In 1937, three new taxes were introduced: the aforementioned Corporation Income Tax, the Use Fuel Tax, and the Private Car Tax. The Use Fuel Tax Act, effective July 1, 1937, was enacted to supplement the Motor Vehicle Fuel Tax. The new Act applied to fuels which were not subject to the earlier Act, particularly diesel fuel. Thus, the tax became known as the “diesel tax.” The Use Fuel Tax differed primarily because it was imposed on the user rather than the distributor. The Board of Equalization was charged with the administration and enforcement of the tax.
Under the Private Car Tax Act of 1937, the railroad “rolling stock” of nonrailroad companies-the so-called “private car” companies became subject to a state tax levy, based on assessments by the Board of Equalization, in lieu of all other ad valorem taxes.
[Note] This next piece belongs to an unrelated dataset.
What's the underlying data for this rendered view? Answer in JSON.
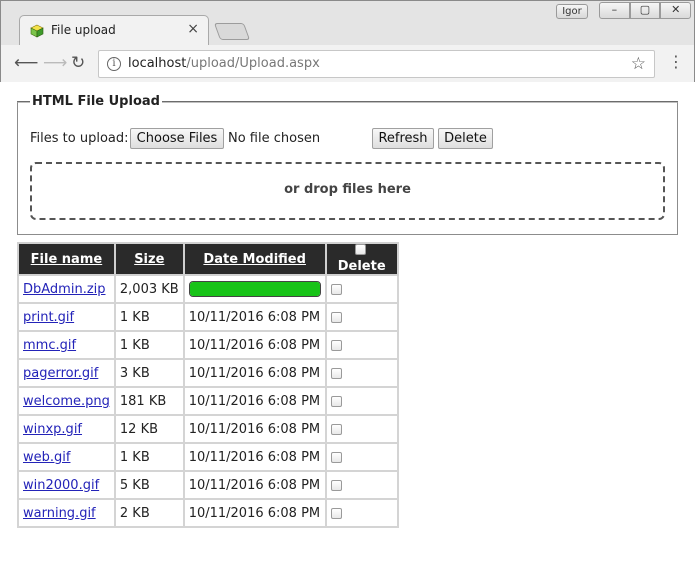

The history behind this act is explained by the Board:
“The passage of the Private Car Tax Act in 1937 was favored by the Board as the administrator of the act, and the private car companies who pay the taxes, because it simplified the entire procedure. Prior to 1937 private cars were assessed in the same manner as utility property, and it was necessary for the Board to assess the rolling equipment at hundreds of fixed locations throughout the state. From the taxpayers’ standpoint, the old law presented many problems because of the large number of tax bills in small amounts received by the companies. Under the new law, the taxpayer receives only one bill and remits one check to the state treasury.” 86
The Private Car Tax, which had become the only state property tax, was assessed and levied by the Board of Equalization.
Two years later, in 1939, a gift tax was added to the growing list of taxes. Administration of this tax, which was designed to counteract the avoidance of the inheritance tax, was assigned to the State Controller.
This concluded the tax legislation of the 1930s. The 1930s, though perhaps the worst economic period in the history of the state, must be considered the paramount period of revenue and taxation laws in California. With few exceptions, the revenue and taxation system initiated by the provisions of the Riley-Stewart Amendment, and the functions thereby imposed on the Board of Equalization, have remained in effect to this day.
83 Report or the State Board of Equalization 1913-1914, p. 50
84 Cal. Stats of 1935 Ch. 329, sec. 5, p. 1093
85 The Need for Department of Revenue in California-Report of the Subcommittee of the Assembly Interim Committee on Government Organization to the 1955 General Session of the California Legislature, p. 57
86 Report of the State Board of Equalization 1937-1938, p. 7